At this one campsite out of 28 that media personnel were brought to visit yesterday stood three guard towers, ringed by barbed wire and wire mesh.
A wooden cage and hundreds of plastic plates were found nearby.
It was like a scene from a PoW camp scene in a Vietnam war movie - a hidden detention camp on slightly flat terrain with a watch area on elevated ground.
This was where at least 100 trafficked victims once lived in captivity, deep in a hilly jungle 500m away from the Thai border in Perlis.
It was obvious the site had been abandoned for a few months.
Nails on the wooden pillars of the house were rusty, thin plastic canvases used as a roof were torn and faded from rain and sun, and rubbish left by smugglers at the watch area were slightly buried.
An adult skeletal lower jaw with nine teeth intact was found in one of the mass graves about 50m away from the camp.
For a healthy person, it was a steep hike of 90 minutes.

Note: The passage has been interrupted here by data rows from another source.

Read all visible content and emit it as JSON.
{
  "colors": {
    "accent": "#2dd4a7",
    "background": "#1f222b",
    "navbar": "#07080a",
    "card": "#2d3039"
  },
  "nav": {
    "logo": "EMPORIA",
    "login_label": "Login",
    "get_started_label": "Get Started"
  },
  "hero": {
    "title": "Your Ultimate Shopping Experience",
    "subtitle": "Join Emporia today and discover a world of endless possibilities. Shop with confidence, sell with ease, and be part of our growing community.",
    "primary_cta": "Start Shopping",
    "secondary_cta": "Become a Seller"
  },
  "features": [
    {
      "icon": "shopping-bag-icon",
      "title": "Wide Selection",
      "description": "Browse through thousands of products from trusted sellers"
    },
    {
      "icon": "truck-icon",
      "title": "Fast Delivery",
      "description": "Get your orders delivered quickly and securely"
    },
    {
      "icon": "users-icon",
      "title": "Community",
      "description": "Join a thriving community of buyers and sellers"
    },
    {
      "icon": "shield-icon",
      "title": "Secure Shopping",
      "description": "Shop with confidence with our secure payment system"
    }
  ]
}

For malnourished victims including children, it would have been hellish.
And it was not surprising if they did not survive the journey to the camp.

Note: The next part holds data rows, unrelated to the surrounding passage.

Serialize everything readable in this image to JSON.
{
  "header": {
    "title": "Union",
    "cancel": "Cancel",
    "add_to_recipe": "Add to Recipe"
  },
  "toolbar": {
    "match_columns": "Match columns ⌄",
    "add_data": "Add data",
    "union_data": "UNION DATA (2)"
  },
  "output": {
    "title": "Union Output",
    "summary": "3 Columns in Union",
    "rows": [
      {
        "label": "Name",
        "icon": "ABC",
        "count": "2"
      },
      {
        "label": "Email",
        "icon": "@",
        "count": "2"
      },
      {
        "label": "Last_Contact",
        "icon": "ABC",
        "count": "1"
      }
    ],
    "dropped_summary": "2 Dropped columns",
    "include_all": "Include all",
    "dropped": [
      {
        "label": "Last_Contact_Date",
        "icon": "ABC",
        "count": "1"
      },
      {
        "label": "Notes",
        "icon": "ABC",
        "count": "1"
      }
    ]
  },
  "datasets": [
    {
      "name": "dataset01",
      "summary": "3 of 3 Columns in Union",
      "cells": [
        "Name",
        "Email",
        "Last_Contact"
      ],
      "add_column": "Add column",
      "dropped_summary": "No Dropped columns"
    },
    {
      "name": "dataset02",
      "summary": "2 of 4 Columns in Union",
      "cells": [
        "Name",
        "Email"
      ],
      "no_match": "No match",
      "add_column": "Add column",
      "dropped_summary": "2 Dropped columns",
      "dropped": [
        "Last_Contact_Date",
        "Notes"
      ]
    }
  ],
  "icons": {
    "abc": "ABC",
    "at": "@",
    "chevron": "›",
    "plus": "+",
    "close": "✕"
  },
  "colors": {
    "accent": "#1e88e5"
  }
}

There was no smell of decomposed bodies.
No one would have known the hilly area about the size of two badminton courts were the graves.
The body exhumed was in one piece wrapped in white cloth, in accordance to Islamic law and buried with the head in the kiblat direction.
There were pieces of burned carpet on the bamboo floor of the camp, indicating it could have been a prayer area.
The only structure intact was a wooden cage with wire mesh, big enough to fit a bear, with a blue plastic bath basin on top of it.
This was most likely the public bathroom located beside two four feet deep square holes filled with hundreds of plastic plates and a large aluminium pot.
The camp was destroyed on purpose with a few tall trees around the area felled directly on the main structure of the camp.
Machinery was definitely used. The edges of the sawn trees were clean and smooth, so were the bamboo used to hang clothes.
The next camp was about 500m away but in a Malaysian jungle, everywhere looked the same. There was no clear escape route.
Walking in the torn down camp was like treading on iron thorns. There were rusty barbed wire and protruding nails all over.
Even if anyone had escaped the camp, the routes out to the roads were challenging.
Two days ago, a policeman was injured when he fell on his way down the hill.
This was not the largest site found, according to the policemen who escorted the media personnel. But they described this as the one closest to the mass graves which could be the centre for dumping bodies from the camps.